Over the years First Friday has helped develop new audiences for everyone involved and increasingly people see DFF as a night out with initiatives like the Art and Bars Meet Up group attracting 70 people on one night earlier this year.

Ruth said: “At the start the DFF audience was mostly artists or people who already knew about Birmingham’s art scene, but over time it has really changed and now I think our audiences better reflects the city much more. There is still work to do but there is definitely more diversity and creating a warm and friendly vibe has been key to that. For me it’s also to do with the range of artists and exhibitions people have been programming, which represent Birmingham in ways they perhaps didn’t in 2014.”

Eastside Projects realised early on that performances really worked for DFF because they activate the space in different ways to an exhibition and as one off events give an extra reason for people to come along.

“Increasingly what we have done is commission events and performances that have a live dimension. We probably wouldn’t have done that otherwise, so First Friday has also given us the opportunity to try new things out as we know it will bring a big enough audience in to make that feel worthwhile.

“Our aim has always been to bring world class art to Birmingham and have an impact on the city, I think DFF has been a great way to achieve both of those.

Three people in a gallery stand near what appears to be a model of a person that is floating in mid-air.
Stryx, Digbeth First Friday, July 2022

Hyperlocal, super international

“One of the things we’ve always been interested in is how you can be hyperlocal and super international at the same time.
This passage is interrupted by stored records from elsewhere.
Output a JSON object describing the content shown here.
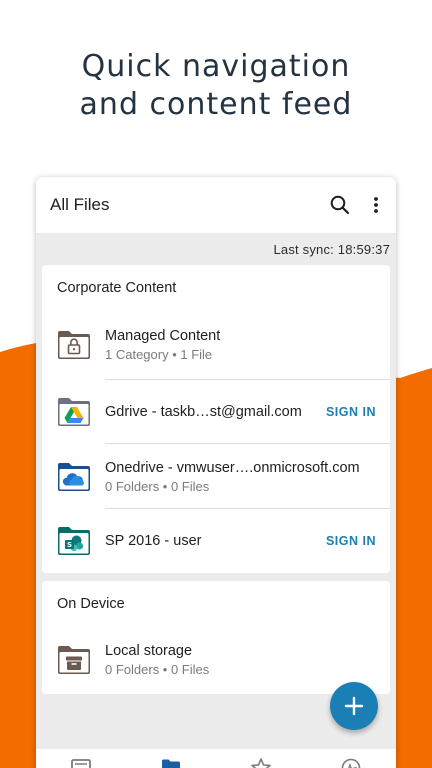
{
  "headline": {
    "line1": "Quick navigation",
    "line2": "and content feed"
  },
  "colors": {
    "accent_orange": "#F26C00",
    "accent_blue": "#1A7FB5",
    "headline_text": "#243342",
    "background": "#ECECEC"
  },
  "app_bar": {
    "title": "All Files",
    "search_icon": "search-icon",
    "more_icon": "more-vert-icon"
  },
  "last_sync": "Last sync: 18:59:37",
  "sections": [
    {
      "title": "Corporate Content",
      "items": [
        {
          "name": "Managed Content",
          "subtitle": "1 Category • 1 File",
          "icon": "managed-folder-lock-icon"
        },
        {
          "name": "Gdrive - taskb…st@gmail.com",
          "action": "SIGN IN",
          "icon": "gdrive-folder-icon"
        },
        {
          "name": "Onedrive - vmwuser….onmicrosoft.com",
          "subtitle": "0 Folders • 0 Files",
          "icon": "onedrive-folder-icon"
        },
        {
          "name": "SP 2016 - user",
          "action": "SIGN IN",
          "icon": "sharepoint-folder-icon"
        }
      ]
    },
    {
      "title": "On Device",
      "items": [
        {
          "name": "Local storage",
          "subtitle": "0 Folders • 0 Files",
          "icon": "local-storage-folder-icon"
        }
      ]
    }
  ],
  "fab_icon": "plus-icon",
  "bottom_nav": [
    "feed-icon",
    "folder-icon",
    "star-icon",
    "activity-icon"
  ]
}
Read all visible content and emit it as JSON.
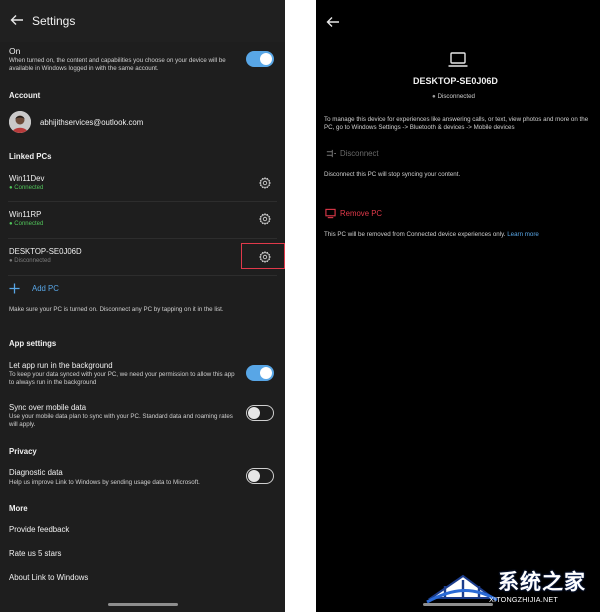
{
  "left": {
    "title": "Settings",
    "on_label": "On",
    "on_desc": "When turned on, the content and capabilities you choose on your device will be available in Windows logged in with the same account.",
    "account_header": "Account",
    "account_email": "abhijithservices@outlook.com",
    "linked_header": "Linked PCs",
    "pcs": [
      {
        "name": "Win11Dev",
        "status": "Connected"
      },
      {
        "name": "Win11RP",
        "status": "Connected"
      },
      {
        "name": "DESKTOP-SE0J06D",
        "status": "Disconnected"
      }
    ],
    "add_pc": "Add PC",
    "add_pc_note": "Make sure your PC is turned on. Disconnect any PC by tapping on it in the list.",
    "app_settings_header": "App settings",
    "bg_label": "Let app run in the background",
    "bg_desc": "To keep your data synced with your PC, we need your permission to allow this app to always run in the background",
    "mobile_label": "Sync over mobile data",
    "mobile_desc": "Use your mobile data plan to sync with your PC. Standard data and roaming rates will apply.",
    "privacy_header": "Privacy",
    "diag_label": "Diagnostic data",
    "diag_desc": "Help us improve Link to Windows by sending usage data to Microsoft.",
    "more_header": "More",
    "feedback": "Provide feedback",
    "rate": "Rate us 5 stars",
    "about": "About Link to Windows"
  },
  "right": {
    "device_name": "DESKTOP-SE0J06D",
    "status": "Disconnected",
    "description": "To manage this device for experiences like answering calls, or text, view photos and more on the PC, go to Windows Settings -> Bluetooth & devices -> Mobile devices",
    "disconnect_label": "Disconnect",
    "disconnect_note": "Disconnect this PC will stop syncing your content.",
    "remove_label": "Remove PC",
    "remove_note": "This PC will be removed from Connected device experiences only.",
    "learn_more": "Learn more"
  },
  "watermark": {
    "cn": "系统之家",
    "en": "XITONGZHIJIA.NET"
  },
  "colors": {
    "toggle_on": "#58a6e6",
    "connected": "#51c45a",
    "remove": "#e0394a",
    "link": "#5aa8e8"
  }
}
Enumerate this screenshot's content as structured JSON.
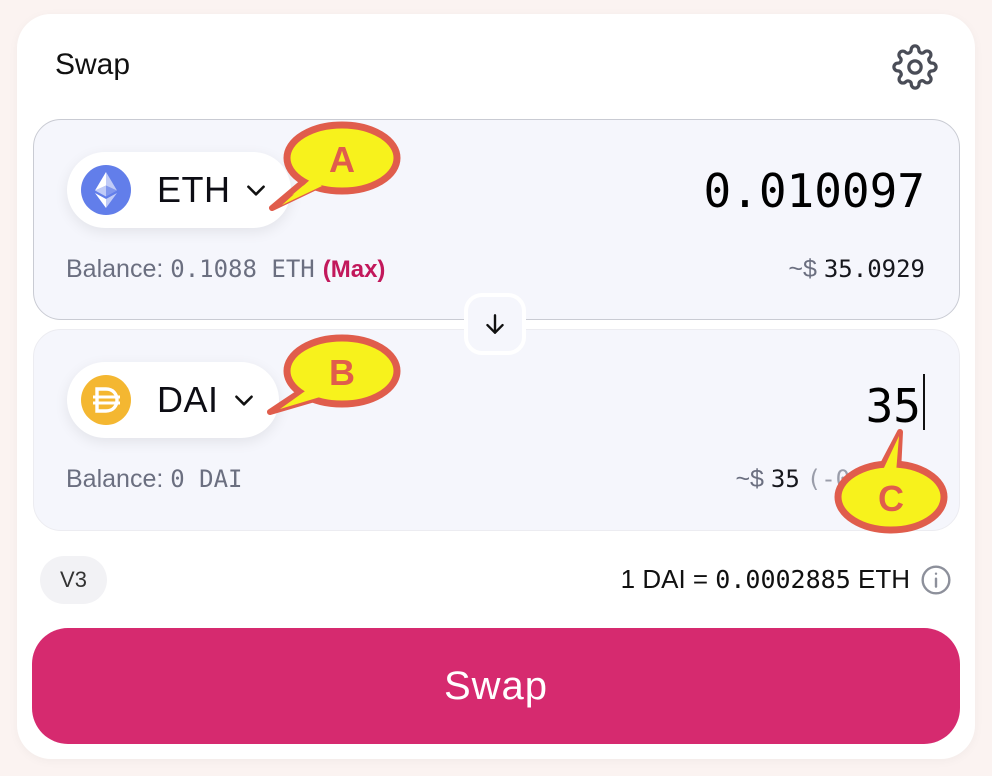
{
  "header": {
    "title": "Swap",
    "settings_icon": "gear-icon"
  },
  "from": {
    "token_symbol": "ETH",
    "token_icon": "ethereum-icon",
    "amount": "0.010097",
    "balance_label": "Balance: ",
    "balance_value": "0.1088 ETH",
    "max_label": "(Max)",
    "usd_prefix": "~$ ",
    "usd_value": "35.0929"
  },
  "to": {
    "token_symbol": "DAI",
    "token_icon": "dai-icon",
    "amount": "35",
    "balance_label": "Balance: ",
    "balance_value": "0 DAI",
    "usd_prefix": "~$ ",
    "usd_value": "35",
    "usd_change": "(-0.0"
  },
  "flip_icon": "arrow-down-icon",
  "footer": {
    "version": "V3",
    "rate_prefix": "1 DAI = ",
    "rate_value": "0.0002885",
    "rate_suffix": " ETH",
    "info_icon": "info-icon"
  },
  "swap_button_label": "Swap",
  "annotations": [
    {
      "label": "A"
    },
    {
      "label": "B"
    },
    {
      "label": "C"
    }
  ],
  "colors": {
    "accent": "#d62a6f",
    "max": "#c2185b",
    "callout_fill": "#f7f21c",
    "callout_stroke": "#e05d4c",
    "eth": "#627eea",
    "dai": "#f4b731"
  }
}
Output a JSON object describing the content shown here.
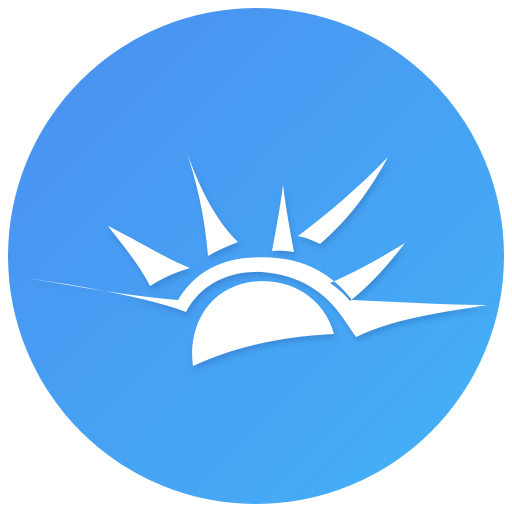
{
  "icon": {
    "name": "sunrise-icon",
    "colors": {
      "gradient_start": "#4a8ff0",
      "gradient_end": "#44b2f7",
      "symbol": "#ffffff",
      "shadow": "#2f6fb8"
    }
  }
}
The fact we might have Lady Skollie from South Africa making a performance while at Stryx they’ve an emerging artist from Birmingham within the same event is where the strengths lie.”
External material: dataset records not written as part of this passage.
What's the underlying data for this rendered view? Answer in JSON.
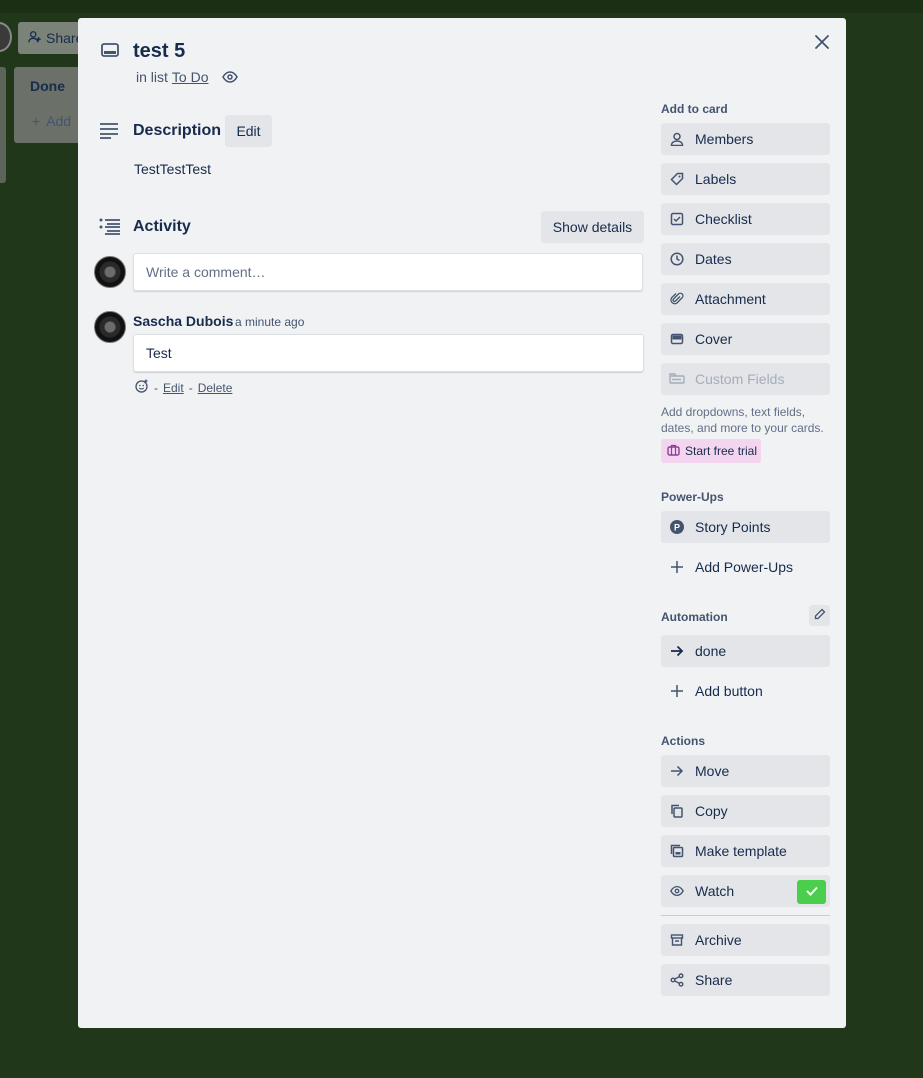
{
  "background": {
    "share_label": "Share",
    "list_title": "Done",
    "add_label": "Add"
  },
  "card": {
    "title": "test 5",
    "in_list_prefix": "in list",
    "list_name": "To Do"
  },
  "description": {
    "heading": "Description",
    "edit_label": "Edit",
    "text": "TestTestTest"
  },
  "activity": {
    "heading": "Activity",
    "show_details_label": "Show details",
    "comment_placeholder": "Write a comment…",
    "comments": [
      {
        "author": "Sascha Dubois",
        "timestamp": "a minute ago",
        "text": "Test",
        "edit_label": "Edit",
        "delete_label": "Delete",
        "separator": "-"
      }
    ]
  },
  "sidebar": {
    "add_to_card": {
      "heading": "Add to card",
      "items": [
        {
          "label": "Members",
          "icon": "person-icon"
        },
        {
          "label": "Labels",
          "icon": "tag-icon"
        },
        {
          "label": "Checklist",
          "icon": "checkbox-icon"
        },
        {
          "label": "Dates",
          "icon": "clock-icon"
        },
        {
          "label": "Attachment",
          "icon": "paperclip-icon"
        },
        {
          "label": "Cover",
          "icon": "cover-icon"
        },
        {
          "label": "Custom Fields",
          "icon": "custom-fields-icon",
          "disabled": true
        }
      ],
      "note": "Add dropdowns, text fields, dates, and more to your cards.",
      "trial_label": "Start free trial"
    },
    "power_ups": {
      "heading": "Power-Ups",
      "items": [
        {
          "label": "Story Points",
          "icon": "story-points-icon"
        },
        {
          "label": "Add Power-Ups",
          "icon": "plus-icon"
        }
      ]
    },
    "automation": {
      "heading": "Automation",
      "items": [
        {
          "label": "done",
          "icon": "arrow-right-icon"
        },
        {
          "label": "Add button",
          "icon": "plus-icon"
        }
      ]
    },
    "actions": {
      "heading": "Actions",
      "items": [
        {
          "label": "Move",
          "icon": "arrow-right-icon"
        },
        {
          "label": "Copy",
          "icon": "copy-icon"
        },
        {
          "label": "Make template",
          "icon": "template-icon"
        },
        {
          "label": "Watch",
          "icon": "eye-icon",
          "checked": true
        },
        {
          "label": "Archive",
          "icon": "archive-icon"
        },
        {
          "label": "Share",
          "icon": "share-icon"
        }
      ]
    }
  },
  "colors": {
    "board_background": "#20371a",
    "modal_background": "#f1f2f4",
    "button_background": "#e3e5e8",
    "watch_check": "#4bce4b",
    "trial_background": "#f3d5f0"
  }
}
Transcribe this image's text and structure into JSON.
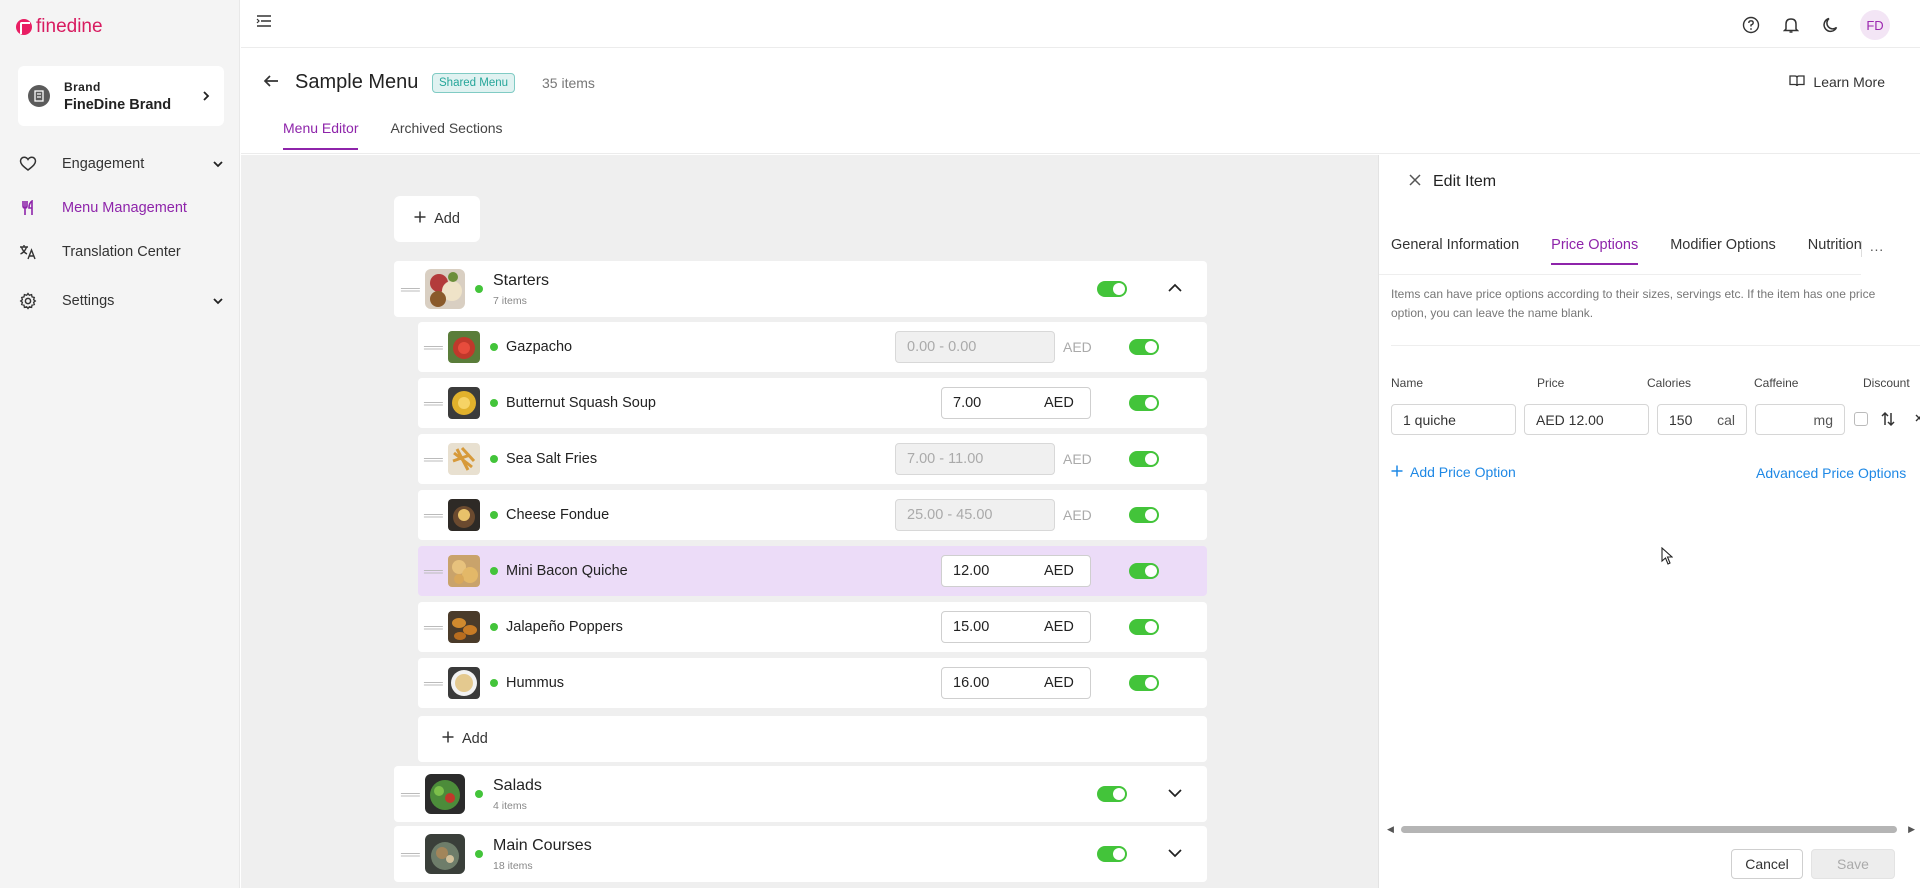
{
  "app": {
    "logo_text": "finedine",
    "brand_color": "#e91e63"
  },
  "sidebar": {
    "brand_label": "Brand",
    "brand_name": "FineDine Brand",
    "items": [
      {
        "label": "Engagement",
        "icon": "heart-icon",
        "expandable": true
      },
      {
        "label": "Menu Management",
        "icon": "fork-knife-icon",
        "active": true
      },
      {
        "label": "Translation Center",
        "icon": "translate-icon"
      },
      {
        "label": "Settings",
        "icon": "gear-icon",
        "expandable": true
      }
    ]
  },
  "topbar": {
    "avatar_initials": "FD",
    "icons": [
      "help-icon",
      "bell-icon",
      "moon-icon"
    ]
  },
  "header": {
    "title": "Sample Menu",
    "badge": "Shared Menu",
    "items_count": "35 items",
    "learn_more": "Learn More",
    "tabs": [
      {
        "label": "Menu Editor",
        "active": true
      },
      {
        "label": "Archived Sections"
      }
    ]
  },
  "editor": {
    "add_label": "Add",
    "sections": [
      {
        "name": "Starters",
        "count": "7 items",
        "expanded": true,
        "items": [
          {
            "name": "Gazpacho",
            "price": "0.00 - 0.00",
            "currency": "AED",
            "range": true
          },
          {
            "name": "Butternut Squash Soup",
            "price": "7.00",
            "currency": "AED",
            "range": false
          },
          {
            "name": "Sea Salt Fries",
            "price": "7.00 - 11.00",
            "currency": "AED",
            "range": true
          },
          {
            "name": "Cheese Fondue",
            "price": "25.00 - 45.00",
            "currency": "AED",
            "range": true
          },
          {
            "name": "Mini Bacon Quiche",
            "price": "12.00",
            "currency": "AED",
            "range": false,
            "selected": true
          },
          {
            "name": "Jalapeño Poppers",
            "price": "15.00",
            "currency": "AED",
            "range": false
          },
          {
            "name": "Hummus",
            "price": "16.00",
            "currency": "AED",
            "range": false
          }
        ],
        "add_item_label": "Add"
      },
      {
        "name": "Salads",
        "count": "4 items",
        "expanded": false
      },
      {
        "name": "Main Courses",
        "count": "18 items",
        "expanded": false
      }
    ]
  },
  "panel": {
    "title": "Edit Item",
    "tabs": [
      {
        "label": "General Information"
      },
      {
        "label": "Price Options",
        "active": true
      },
      {
        "label": "Modifier Options"
      },
      {
        "label": "Nutrition I"
      }
    ],
    "more": "···",
    "description": "Items can have price options according to their sizes, servings etc. If the item has one price option, you can leave the name blank.",
    "columns": {
      "name": "Name",
      "price": "Price",
      "calories": "Calories",
      "caffeine": "Caffeine",
      "discount": "Discount"
    },
    "row": {
      "name": "1 quiche",
      "price": "AED 12.00",
      "calories": "150",
      "calories_unit": "cal",
      "caffeine": "",
      "caffeine_unit": "mg"
    },
    "add_price_option": "Add Price Option",
    "advanced_price_options": "Advanced Price Options",
    "cancel": "Cancel",
    "save": "Save"
  },
  "colors": {
    "accent": "#8e24aa",
    "toggle_on": "#43c43a",
    "link": "#1e88e5",
    "selected_row": "#ecdcf8"
  }
}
A highlight of hers has been Performance as Publishing, a programme curated by Ruth Beale and Nicole Bachmann that took over Eastside Projects on three consecutive First Fridays from March to May 2016 and was lived streamed.

“That had a real scale to it and it was quite new and exciting to be streaming live to the world from our corner of Digbeth. Overall, it’s been amazing to bring really incredible, diverse artists up close to audiences. We give them the floor and they make the work and we create the moments for them to share it.”

For Ruth it’s important that DFF continues to evolve. “To be part of DFF all you have to do is organise your thing and list it on the website by filling in the form. I think it’s essential that it the invitation to get involved is there for everyone working in Digbeth. DFF has grown pretty organically and I really like the way it has stayed fluid and loose – a container for activity once a month that doesn’t belong to anyone in particular.”

She acknowledges that there are many challenges such as rising rents and huge developments in the area, but also questions whether the contribution of non-profit cultural organisations such as those that take part in DFF is properly understood.

“The area is very different to how it was pre-Covid and the speed of change is quite intense in Digbeth at the moment leaving lots of arts organisations in a precarious situation. The big question is whether people in power or those making money off the back of all this work recognise the value this non-profit-making culture has, not just in Digbeth, but throughout the city. And most importantly whether that turns into the support we need to keep the arts scene thriving.

“It’s going to be fascinating to see who’s still here in five years’ time and whether Digbeth still feels like an interesting place to be.”